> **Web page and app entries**
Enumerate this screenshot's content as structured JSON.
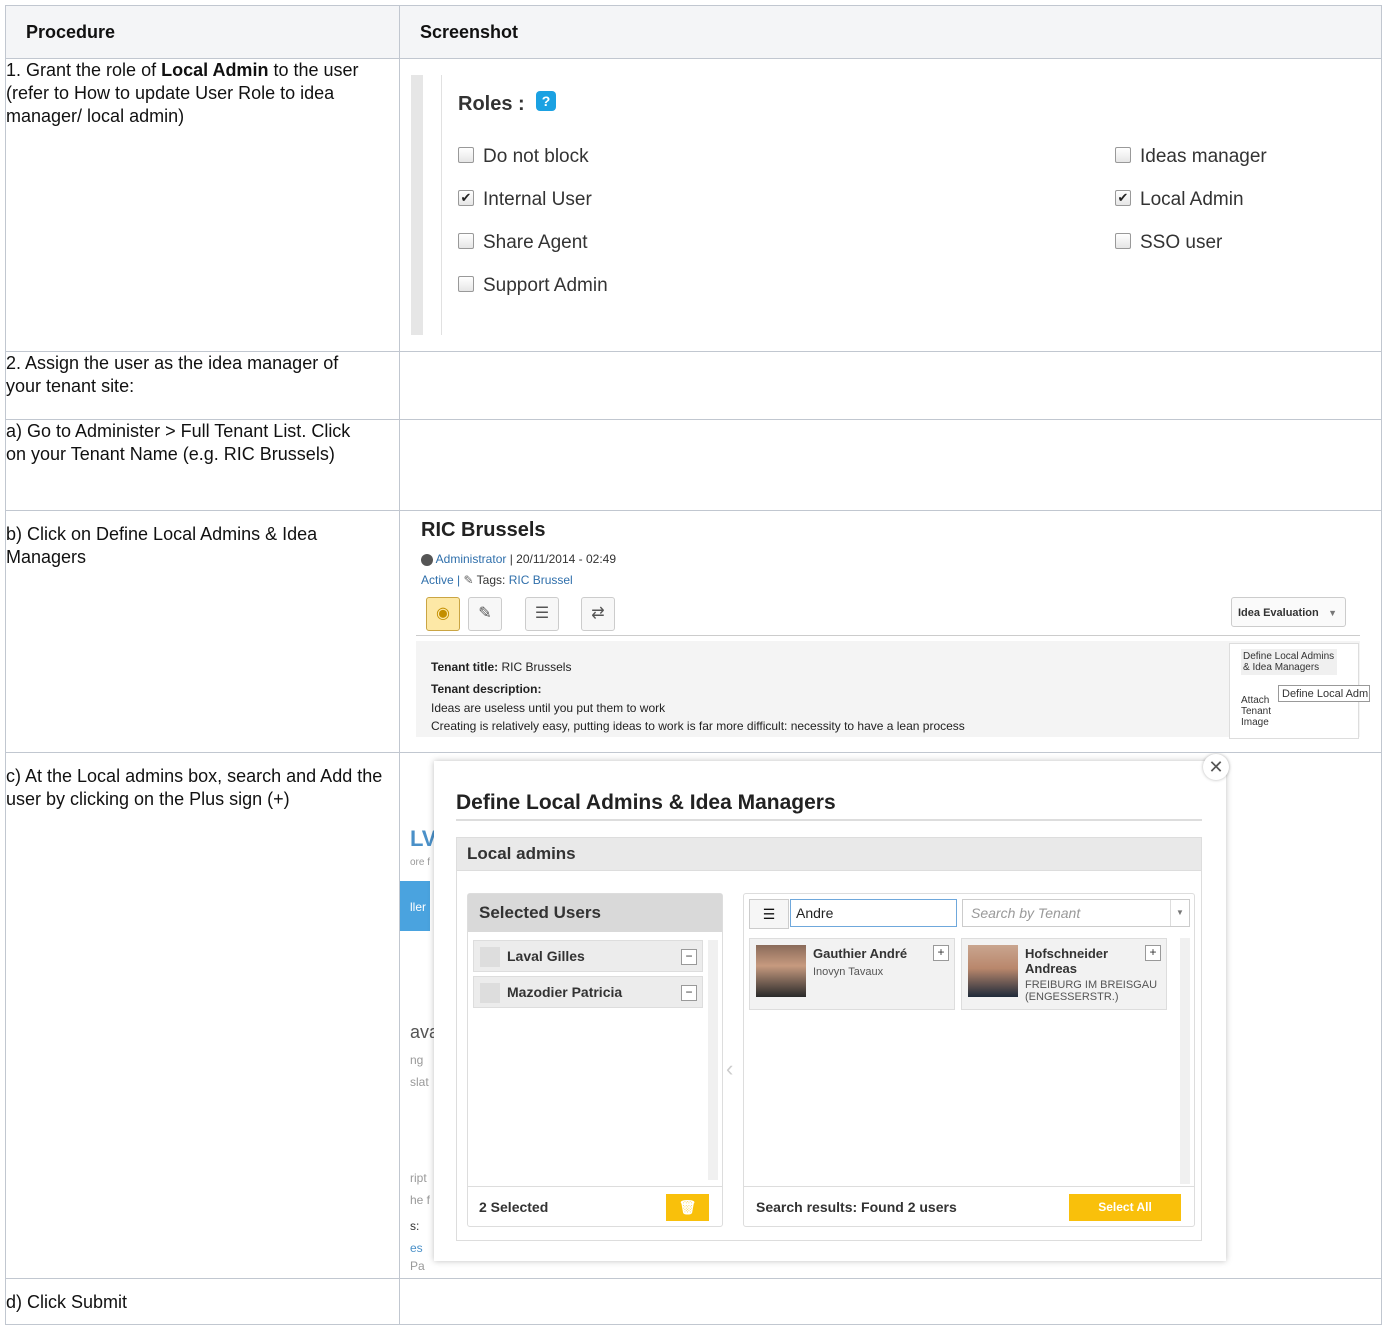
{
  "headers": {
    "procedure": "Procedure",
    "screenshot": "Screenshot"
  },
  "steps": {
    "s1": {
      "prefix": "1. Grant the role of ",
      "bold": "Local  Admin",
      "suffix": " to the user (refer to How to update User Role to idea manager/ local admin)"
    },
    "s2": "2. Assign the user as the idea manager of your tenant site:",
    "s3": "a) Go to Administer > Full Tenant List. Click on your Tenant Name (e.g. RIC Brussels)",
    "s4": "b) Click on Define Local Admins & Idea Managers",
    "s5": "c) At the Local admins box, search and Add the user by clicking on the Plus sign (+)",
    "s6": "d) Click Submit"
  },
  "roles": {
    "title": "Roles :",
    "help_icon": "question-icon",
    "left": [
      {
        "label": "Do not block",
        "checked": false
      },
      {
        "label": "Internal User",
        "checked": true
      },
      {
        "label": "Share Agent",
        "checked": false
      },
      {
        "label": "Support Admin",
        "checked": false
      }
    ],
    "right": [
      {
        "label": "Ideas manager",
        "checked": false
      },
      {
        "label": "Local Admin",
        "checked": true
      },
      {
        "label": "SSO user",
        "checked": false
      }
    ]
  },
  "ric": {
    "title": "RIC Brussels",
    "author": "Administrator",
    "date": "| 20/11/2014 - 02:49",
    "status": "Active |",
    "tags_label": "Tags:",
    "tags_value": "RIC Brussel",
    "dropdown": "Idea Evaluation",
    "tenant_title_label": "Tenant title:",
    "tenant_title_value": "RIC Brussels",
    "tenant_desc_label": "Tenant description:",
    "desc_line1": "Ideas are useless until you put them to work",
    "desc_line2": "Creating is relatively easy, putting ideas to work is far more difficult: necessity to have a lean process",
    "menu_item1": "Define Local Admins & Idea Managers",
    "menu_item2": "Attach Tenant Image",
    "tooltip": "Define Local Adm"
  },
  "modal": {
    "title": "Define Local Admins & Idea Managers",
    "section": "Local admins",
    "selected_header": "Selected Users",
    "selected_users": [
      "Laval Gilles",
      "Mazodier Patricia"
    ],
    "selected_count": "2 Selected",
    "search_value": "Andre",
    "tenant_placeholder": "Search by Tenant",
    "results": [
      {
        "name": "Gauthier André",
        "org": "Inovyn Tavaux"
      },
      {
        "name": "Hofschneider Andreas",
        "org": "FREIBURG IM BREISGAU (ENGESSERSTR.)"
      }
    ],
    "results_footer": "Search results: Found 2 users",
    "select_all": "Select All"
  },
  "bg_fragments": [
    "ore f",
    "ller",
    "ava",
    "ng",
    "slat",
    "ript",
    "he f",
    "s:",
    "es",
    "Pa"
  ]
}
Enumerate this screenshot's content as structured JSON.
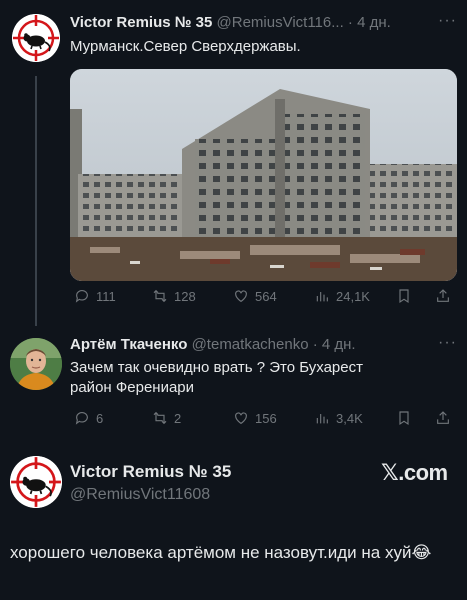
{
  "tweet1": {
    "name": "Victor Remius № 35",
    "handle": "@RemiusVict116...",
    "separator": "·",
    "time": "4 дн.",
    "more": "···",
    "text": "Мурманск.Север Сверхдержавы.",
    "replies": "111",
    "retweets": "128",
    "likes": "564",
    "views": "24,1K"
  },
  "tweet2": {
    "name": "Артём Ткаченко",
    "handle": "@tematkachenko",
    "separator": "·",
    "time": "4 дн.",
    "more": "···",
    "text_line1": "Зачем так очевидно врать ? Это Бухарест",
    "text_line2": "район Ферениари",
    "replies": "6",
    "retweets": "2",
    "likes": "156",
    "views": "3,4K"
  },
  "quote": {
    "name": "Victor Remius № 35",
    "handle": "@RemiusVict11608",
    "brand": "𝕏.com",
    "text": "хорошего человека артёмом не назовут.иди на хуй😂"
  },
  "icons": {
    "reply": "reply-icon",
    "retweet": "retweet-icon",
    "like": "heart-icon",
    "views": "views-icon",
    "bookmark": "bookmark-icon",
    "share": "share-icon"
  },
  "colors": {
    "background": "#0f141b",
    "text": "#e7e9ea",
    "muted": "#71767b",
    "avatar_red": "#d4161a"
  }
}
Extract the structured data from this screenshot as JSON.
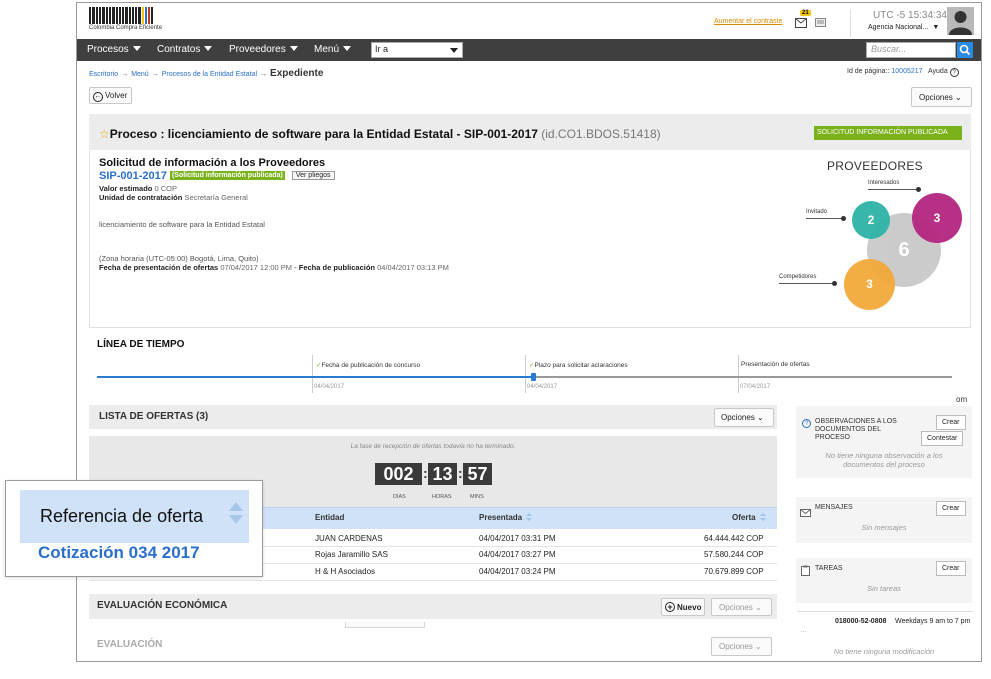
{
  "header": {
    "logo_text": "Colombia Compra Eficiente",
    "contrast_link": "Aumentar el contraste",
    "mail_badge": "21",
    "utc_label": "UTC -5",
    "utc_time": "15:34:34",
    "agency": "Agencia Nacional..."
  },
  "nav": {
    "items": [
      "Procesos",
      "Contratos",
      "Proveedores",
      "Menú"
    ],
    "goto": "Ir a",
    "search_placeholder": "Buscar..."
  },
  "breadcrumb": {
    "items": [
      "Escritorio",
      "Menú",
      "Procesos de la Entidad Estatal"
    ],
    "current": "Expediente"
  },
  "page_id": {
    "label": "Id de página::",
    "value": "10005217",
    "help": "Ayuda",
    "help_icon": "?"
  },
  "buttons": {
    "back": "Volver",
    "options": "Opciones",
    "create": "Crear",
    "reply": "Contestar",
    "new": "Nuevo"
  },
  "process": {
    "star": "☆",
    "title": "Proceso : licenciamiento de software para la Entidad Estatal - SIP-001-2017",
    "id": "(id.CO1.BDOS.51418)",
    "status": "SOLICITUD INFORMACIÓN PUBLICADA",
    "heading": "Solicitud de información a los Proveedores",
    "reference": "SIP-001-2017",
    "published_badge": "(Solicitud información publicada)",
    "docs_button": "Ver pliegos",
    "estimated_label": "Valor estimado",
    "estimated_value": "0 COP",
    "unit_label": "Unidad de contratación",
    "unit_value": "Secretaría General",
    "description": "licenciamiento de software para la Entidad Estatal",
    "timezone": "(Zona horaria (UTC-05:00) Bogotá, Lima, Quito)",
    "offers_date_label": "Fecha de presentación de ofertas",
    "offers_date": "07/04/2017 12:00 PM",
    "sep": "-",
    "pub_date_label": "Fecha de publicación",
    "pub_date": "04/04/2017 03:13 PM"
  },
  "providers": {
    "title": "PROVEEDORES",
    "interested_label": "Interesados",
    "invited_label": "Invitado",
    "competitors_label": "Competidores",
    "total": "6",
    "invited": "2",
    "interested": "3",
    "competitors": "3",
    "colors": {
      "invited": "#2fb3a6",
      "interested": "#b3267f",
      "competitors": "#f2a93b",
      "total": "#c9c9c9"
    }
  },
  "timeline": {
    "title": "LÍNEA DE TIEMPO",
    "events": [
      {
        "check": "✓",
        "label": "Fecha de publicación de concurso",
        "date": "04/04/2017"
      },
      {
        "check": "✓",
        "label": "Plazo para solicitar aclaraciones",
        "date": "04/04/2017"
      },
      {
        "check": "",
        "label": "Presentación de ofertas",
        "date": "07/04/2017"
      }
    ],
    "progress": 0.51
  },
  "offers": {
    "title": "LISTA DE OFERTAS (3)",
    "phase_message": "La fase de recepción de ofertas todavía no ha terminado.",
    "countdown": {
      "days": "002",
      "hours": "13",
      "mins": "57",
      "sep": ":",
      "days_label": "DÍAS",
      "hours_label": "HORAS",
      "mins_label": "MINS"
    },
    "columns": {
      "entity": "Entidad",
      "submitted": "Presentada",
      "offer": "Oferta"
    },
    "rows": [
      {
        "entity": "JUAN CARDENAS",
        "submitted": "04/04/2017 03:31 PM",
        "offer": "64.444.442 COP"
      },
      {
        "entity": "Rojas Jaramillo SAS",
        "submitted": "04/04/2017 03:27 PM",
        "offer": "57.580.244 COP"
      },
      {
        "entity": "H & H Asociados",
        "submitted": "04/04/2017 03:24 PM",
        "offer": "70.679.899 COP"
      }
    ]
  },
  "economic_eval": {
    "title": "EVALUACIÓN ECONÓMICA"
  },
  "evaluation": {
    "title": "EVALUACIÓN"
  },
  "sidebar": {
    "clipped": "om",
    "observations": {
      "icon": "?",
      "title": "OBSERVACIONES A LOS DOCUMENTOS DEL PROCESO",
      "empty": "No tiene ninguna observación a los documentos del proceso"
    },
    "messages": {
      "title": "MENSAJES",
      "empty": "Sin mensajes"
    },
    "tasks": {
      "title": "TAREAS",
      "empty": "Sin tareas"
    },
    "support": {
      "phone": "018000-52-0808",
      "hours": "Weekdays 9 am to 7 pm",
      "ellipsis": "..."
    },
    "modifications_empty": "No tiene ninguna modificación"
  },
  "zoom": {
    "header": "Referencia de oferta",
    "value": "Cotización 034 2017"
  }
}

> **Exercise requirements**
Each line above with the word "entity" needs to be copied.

> **Solved problem**
      "entity": "Entidad",
        "entity": "JUAN CARDENAS",
        "entity": "Rojas Jaramillo SAS",
        "entity": "H & H Asociados",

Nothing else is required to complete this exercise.